Data from: Strategic pheromone signalling by mate searching females of the sexually cannibalistic spider Argiope bruennichi
Weiss, Katharina; Schneider, Jutta M. (2021), Data from: Strategic pheromone signalling by mate searching females of the sexually cannibalistic spider Argiope bruennichi, Dryad, Dataset, https://doi.org/10.5061/dryad.g79cnp5qk

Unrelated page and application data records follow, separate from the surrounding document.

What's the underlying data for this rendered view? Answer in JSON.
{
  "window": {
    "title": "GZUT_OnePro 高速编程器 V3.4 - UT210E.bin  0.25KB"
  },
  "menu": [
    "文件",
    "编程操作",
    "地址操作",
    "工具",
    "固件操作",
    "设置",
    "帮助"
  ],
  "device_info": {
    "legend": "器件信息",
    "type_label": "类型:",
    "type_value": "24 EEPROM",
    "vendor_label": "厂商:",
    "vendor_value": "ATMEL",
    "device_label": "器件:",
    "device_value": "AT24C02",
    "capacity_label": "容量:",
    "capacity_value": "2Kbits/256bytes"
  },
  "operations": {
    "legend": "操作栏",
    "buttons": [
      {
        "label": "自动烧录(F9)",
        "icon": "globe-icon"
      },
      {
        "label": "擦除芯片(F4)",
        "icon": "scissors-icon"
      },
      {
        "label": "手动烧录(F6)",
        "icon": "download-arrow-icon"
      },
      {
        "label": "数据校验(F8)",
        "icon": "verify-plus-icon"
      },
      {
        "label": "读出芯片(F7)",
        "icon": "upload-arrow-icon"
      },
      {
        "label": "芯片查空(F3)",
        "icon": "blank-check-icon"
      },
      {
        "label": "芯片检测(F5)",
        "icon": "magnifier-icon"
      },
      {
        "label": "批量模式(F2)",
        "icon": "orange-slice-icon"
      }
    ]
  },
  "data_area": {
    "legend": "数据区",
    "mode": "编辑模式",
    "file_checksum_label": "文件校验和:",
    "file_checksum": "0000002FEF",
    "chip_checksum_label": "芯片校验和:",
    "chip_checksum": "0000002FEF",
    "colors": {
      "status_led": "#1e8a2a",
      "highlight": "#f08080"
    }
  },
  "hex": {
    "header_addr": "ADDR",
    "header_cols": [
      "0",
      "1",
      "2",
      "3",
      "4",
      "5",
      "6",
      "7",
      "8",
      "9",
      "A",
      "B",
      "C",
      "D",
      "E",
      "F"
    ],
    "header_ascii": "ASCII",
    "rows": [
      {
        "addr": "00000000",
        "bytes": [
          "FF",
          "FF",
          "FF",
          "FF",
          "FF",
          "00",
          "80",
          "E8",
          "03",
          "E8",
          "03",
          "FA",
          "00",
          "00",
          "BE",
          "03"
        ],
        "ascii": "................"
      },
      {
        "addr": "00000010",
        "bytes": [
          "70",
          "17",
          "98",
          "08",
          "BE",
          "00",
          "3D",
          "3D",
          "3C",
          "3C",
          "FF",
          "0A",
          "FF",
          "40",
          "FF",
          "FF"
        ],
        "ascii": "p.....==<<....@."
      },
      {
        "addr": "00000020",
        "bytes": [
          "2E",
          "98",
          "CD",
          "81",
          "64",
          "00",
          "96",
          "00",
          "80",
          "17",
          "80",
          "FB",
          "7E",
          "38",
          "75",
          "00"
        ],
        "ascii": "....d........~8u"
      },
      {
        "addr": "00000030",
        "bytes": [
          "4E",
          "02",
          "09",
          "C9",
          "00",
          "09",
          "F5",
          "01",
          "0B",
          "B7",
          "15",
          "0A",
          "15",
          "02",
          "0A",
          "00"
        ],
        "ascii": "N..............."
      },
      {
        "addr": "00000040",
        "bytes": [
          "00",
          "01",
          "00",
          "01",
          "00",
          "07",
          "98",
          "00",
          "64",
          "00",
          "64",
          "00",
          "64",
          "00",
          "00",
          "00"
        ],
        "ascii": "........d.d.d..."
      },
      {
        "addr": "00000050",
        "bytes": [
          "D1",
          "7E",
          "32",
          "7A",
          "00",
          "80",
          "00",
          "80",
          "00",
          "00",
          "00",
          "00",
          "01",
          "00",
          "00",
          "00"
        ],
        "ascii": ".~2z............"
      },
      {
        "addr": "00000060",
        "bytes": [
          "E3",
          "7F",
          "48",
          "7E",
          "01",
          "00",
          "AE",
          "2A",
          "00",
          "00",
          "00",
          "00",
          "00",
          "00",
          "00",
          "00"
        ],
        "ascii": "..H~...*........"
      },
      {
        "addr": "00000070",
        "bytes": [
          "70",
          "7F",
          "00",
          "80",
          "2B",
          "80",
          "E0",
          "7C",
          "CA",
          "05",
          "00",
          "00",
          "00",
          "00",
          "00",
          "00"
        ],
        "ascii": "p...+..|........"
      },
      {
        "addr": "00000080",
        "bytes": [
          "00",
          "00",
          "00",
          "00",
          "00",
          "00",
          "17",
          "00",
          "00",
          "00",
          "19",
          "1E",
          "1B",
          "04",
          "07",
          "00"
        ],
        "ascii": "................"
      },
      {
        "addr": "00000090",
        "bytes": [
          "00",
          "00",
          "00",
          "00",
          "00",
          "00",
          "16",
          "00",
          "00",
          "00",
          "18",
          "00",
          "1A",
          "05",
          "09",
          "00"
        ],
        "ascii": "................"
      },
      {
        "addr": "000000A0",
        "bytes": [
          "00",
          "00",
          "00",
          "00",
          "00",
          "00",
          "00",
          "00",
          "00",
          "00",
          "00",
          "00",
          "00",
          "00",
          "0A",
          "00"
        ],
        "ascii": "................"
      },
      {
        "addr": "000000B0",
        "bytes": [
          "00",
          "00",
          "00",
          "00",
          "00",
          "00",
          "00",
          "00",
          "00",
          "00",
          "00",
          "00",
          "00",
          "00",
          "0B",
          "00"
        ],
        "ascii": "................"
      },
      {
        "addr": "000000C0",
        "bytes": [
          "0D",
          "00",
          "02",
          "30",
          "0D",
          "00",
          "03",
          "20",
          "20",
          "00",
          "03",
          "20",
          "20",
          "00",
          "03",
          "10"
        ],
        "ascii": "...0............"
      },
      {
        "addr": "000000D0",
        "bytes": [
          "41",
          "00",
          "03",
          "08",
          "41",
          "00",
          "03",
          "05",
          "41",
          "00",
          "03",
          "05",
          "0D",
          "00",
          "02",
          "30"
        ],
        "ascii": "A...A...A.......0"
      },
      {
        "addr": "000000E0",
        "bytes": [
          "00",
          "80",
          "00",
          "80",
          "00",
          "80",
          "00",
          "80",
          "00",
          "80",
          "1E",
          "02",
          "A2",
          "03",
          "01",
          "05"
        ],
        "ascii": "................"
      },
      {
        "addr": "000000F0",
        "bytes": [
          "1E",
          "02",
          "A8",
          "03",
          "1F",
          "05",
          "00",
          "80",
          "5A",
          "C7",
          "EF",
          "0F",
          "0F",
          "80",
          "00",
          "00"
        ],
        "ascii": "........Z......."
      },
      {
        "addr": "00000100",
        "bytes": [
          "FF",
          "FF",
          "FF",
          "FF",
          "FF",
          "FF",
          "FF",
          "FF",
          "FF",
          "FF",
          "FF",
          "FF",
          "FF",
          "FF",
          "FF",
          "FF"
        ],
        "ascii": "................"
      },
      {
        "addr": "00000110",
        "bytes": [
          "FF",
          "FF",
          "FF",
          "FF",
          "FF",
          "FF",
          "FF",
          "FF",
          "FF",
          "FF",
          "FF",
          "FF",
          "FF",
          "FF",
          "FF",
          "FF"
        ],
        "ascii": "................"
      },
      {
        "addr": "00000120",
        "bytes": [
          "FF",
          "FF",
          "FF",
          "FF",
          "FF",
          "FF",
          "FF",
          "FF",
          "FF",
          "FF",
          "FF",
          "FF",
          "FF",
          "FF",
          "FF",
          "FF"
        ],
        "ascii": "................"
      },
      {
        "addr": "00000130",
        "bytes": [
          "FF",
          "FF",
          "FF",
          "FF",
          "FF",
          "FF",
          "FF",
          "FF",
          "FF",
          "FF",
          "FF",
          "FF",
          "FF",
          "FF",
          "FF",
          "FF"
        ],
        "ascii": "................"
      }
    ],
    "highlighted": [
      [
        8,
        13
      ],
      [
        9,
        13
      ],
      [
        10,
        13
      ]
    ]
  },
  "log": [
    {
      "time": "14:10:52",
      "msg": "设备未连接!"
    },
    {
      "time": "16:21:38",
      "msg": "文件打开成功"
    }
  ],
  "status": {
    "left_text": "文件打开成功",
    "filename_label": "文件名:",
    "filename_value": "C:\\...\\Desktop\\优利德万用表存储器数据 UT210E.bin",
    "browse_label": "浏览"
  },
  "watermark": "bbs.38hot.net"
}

Reproduction often requires finding a mating partner. To this end, females of many arthropods advertise their presence to searching males via volatile chemical signals. Such pheromones are considered low-cost signals, although this notion is based on little evidence and has recently been challenged. Even when utilizing comparatively low-cost signals, females should signal as little as possible to minimize costs while still ensuring mate attraction. Here we test the strategic-signalling hypothesis using Argiope bruennichi. In this orb-weaving spider, egg maturation commences with adult moult and females that do not attract a male in time will lay a large batch of unfertilized eggs approximately three weeks after maturation. Using GC-MS analyses, we show that virgin females enhance their signalling effort, i.e. pheromone quantity per unit body weight, with increasing age and approaching oviposition. We further demonstrate that pheromone release is condition dependent, suggesting the occurrence of physiological costs. Mate choice assays revealed that pheromone quantity is the only predictor of female attractiveness for males. In support of the strategic- signalling hypothesis, pheromone signals by female A. bruennichi become stronger with increased need as well as body weight, and might thus also qualify as an honest signal of female quality.